In what Republicans called “a Virginia version of Harry Reid’s nuclear option,” Democrats invoked new rules giving them control of all state Senate committees.
With Democratic Lt. Gov. Ralph Northam casting the tie-breaker Tuesday, the evenly split Senate was reorganized on a 21-20 vote.
Republicans branded it “a day of outrageous power grabs.” They maintained that the existing Senate rules and organization governed for a four-year term, coinciding with the Senate election cycle.
“It is a partisan game to advance a radical agenda without accountability to Virginia voters,” said state Sen. Tom Garrett, who added:
The new Senate rules subvert the Virginia Constitution by creating a veto and vesting it in the chairman of the Rules Committee. It is no overstatement to say that [the Democrats’] creation of a super senator in the form of the Rules chairman makes John Edwards … far more powerful than even the lieutenant governor.
Garrett, a former commonwealth attorney from Louisa County, said Edwards “can singlehandedly pull any Senate bill from the purview of the full body and kill it in a party-line vote without having the accountability and transparency of a floor vote on the record.”
Democrats say they’re merely doing what Republicans have done when they held a majority.
But Republican Sen. Bryce Reeves says there is a big difference, noting that the Senate has a “long-standing tradition of reorganizing every four years,” when all 40 seats are up for election. The next quadrennial Senate elections will be in 2015.
Several Republicans were booted off committees Tuesday to create Democratic majorities.
Garrett, for example, was removed from the Education and Health Committee and the Courts of Justice Committee — “where I was most troublesome,” he said.

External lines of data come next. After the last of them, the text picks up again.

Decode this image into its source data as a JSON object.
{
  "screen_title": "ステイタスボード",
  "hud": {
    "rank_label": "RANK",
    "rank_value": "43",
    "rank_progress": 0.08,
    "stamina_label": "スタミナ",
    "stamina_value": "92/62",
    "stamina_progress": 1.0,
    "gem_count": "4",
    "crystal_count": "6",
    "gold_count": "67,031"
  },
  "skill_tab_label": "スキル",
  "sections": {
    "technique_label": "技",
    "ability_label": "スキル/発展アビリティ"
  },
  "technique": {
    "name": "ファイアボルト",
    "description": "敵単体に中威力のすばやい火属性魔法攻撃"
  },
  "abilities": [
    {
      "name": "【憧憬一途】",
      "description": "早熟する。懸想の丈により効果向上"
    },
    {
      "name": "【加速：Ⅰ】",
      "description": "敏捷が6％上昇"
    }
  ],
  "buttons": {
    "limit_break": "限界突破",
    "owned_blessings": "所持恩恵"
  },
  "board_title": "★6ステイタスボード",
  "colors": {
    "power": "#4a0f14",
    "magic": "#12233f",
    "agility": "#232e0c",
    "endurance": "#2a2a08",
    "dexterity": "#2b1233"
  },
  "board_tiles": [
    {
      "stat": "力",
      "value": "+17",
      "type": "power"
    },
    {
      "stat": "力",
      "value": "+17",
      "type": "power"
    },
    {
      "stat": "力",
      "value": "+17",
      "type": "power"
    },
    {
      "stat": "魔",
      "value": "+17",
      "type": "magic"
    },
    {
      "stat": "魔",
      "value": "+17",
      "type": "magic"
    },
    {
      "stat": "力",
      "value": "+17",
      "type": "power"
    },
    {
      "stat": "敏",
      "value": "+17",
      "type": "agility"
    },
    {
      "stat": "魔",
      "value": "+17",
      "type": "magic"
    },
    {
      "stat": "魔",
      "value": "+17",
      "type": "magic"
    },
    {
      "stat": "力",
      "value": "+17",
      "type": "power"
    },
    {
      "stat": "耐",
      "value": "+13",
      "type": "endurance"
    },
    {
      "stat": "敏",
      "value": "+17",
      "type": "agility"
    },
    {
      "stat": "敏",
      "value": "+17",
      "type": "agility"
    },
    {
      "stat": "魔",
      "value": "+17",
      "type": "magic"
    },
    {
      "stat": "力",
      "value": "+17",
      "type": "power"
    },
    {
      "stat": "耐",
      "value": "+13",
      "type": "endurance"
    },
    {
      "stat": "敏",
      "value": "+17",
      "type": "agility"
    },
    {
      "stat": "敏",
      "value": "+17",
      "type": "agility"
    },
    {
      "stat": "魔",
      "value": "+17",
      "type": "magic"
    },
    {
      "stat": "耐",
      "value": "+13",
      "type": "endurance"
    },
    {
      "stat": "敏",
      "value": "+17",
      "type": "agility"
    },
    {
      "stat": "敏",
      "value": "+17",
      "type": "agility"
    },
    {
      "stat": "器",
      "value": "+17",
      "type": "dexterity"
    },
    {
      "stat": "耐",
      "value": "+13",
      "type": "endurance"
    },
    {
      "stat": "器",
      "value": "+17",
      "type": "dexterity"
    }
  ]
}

The Courts of Justice panel had been assigned to hear Garrett’s ethics bill.
Geoff Skelley, of the University of Virginia Center for Politics, agreed that the Democrats’ actions Tuesday were historic in at least one respect:
This has never happened before, where the lieutenant governor’s identity … switched while the chamber was in deadlock.
Garren Shipley, spokesman for the Republican Party of Virginia, said the Democrats set a precedent with their off-year reorganization:
Now, any time a Senate seat changes, all the rules go down the drain. It becomes the rule of 21.
In a joint statement, Senate Republican Leader Thomas Norment Jr., Senate GOP Caucus Chairman Ryan McDougle and Caucus Whip William Stanley Jr. said, “The Senate of Virginia is no longer a deliberative body and, with today’s actions, barely a legislative one.”
New Majority Leader Dick Saslaw, D-Fairfax, said in a statement:
The voters have made it clear. They have had three consecutive elections in which they could have given Republicans indisputable control of this chamber, but every time they chose to elect a Democrat.
We now have the majority, and we have a responsibility to use that majority to get to work on the issues that voters care about.
This story was updated at 9:35 a.m.
Katie Watson contributed to this story.
Read more by Kenric Ward at Watchdog.com.